+#### Using a User-assigned Managed identity
+Workspaces can be configured to use a [User-assigned Managed identity](../../active-directory/managed-identities-azure-resources/overview.md) to access your customer-managed key stored in Azure Key Vault. Configure a User-assigned Managed identity to avoid phased activation of your Azure Synapse workspace when using double encryption with customer managed keys. The Managed Identity Contributor built-in role is required to assign a user-assigned managed identity to an Azure Synapse workspace.
+> [!NOTE]
+> A User-assigned Managed Identity cannot be configured to access customer-managed key when Azure Key Vault is behind a firewall.
+++ #### Permissions
-To encrypt or decrypt data at rest, the workspace managed identity must have the following permissions:
+To encrypt or decrypt data at rest, the managed identity must have the following permissions:
* WrapKey (to insert a key into Key Vault when creating a new key). * UnwrapKey (to get the key for decryption). * Get (to read the public part of a key) #### Workspace activation

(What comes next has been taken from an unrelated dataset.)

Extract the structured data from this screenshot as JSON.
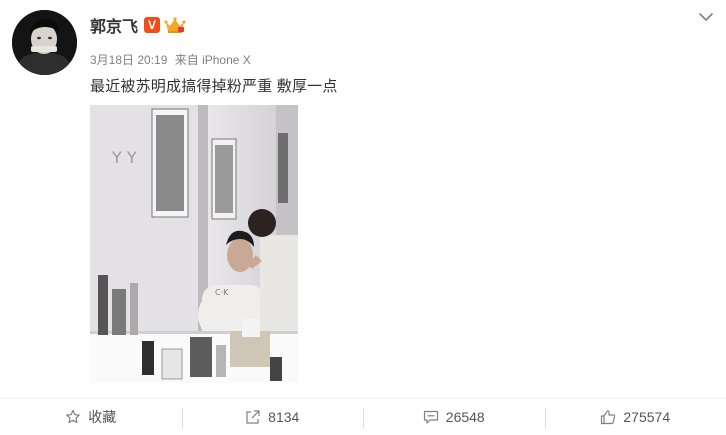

-After your workspace (with double encryption enabled) is created, it will remain in a "Pending" state until activation succeeds. The workspace must be activated before you can fully use all functionality. For example, you can only create a new dedicated SQL pool once activation succeeds. Grant the workspace managed identity access to the key vault and click on the activation link in the workspace Azure portal banner. Once the activation completes successfully, your workspace is ready to use with the assurance that all data in it is protected with your customer-managed key. As previously noted, the key vault must have purge protection enabled for activation to succeed.
+If you do not configure a user-assigned managed identity to access customer managed keys during workspace creation, your workspace will remain in a "Pending" state until activation succeeds. The workspace must be activated before you can fully use all functionality. For example, you can only create a new dedicated SQL pool once activation succeeds. Grant the workspace managed identity access to the key vault and click on the activation link in the workspace Azure portal banner. Once the activation completes successfully, your workspace is ready to use with the assurance that all data in it is protected with your customer-managed key. As previously noted, the key vault must have purge protection enabled for activation to succeed.
:::image type="content" source="./media/workspaces-encryption/workspace-activation.png" alt-text="This diagram shows the banner with the activation link for the workspace." lightbox="./media/workspaces-encryption/workspace-activation.png":::
synapse-analytics Apache Spark Development Using Notebooks https://github.com/MicrosoftDocs/azure-docs/commits/master/articles/synapse-analytics/spark/apache-spark-development-using-notebooks.md
To parameterize your notebook, select the ellipses (...) to access the **more co
-Azure Data Factory looks for the parameters cell and treats this cell as defaults for the parameters passed in at execution time. The execution engine will add a new cell beneath the parameters cell with input parameters in order to overwrite the default values. When a parameters cell isn't designated, the injected cell will be inserted at the top of the notebook.
+Azure Data Factory looks for the parameters cell and treats this cell as defaults for the parameters passed in at execution time. The execution engine will add a new cell beneath the parameters cell with input parameters in order to overwrite the default values.
### Assign parameters values from a pipeline
synapse-analytics Synapse Notebook Activity https://github.com/MicrosoftDocs/azure-docs/commits/master/articles/synapse-analytics/synapse-notebook-activity.md
To parameterize your notebook, select the ellipses (...) to access the **more co
-Azure Data Factory looks for the parameters cell and uses the values as defaults for the parameters passed in at execution time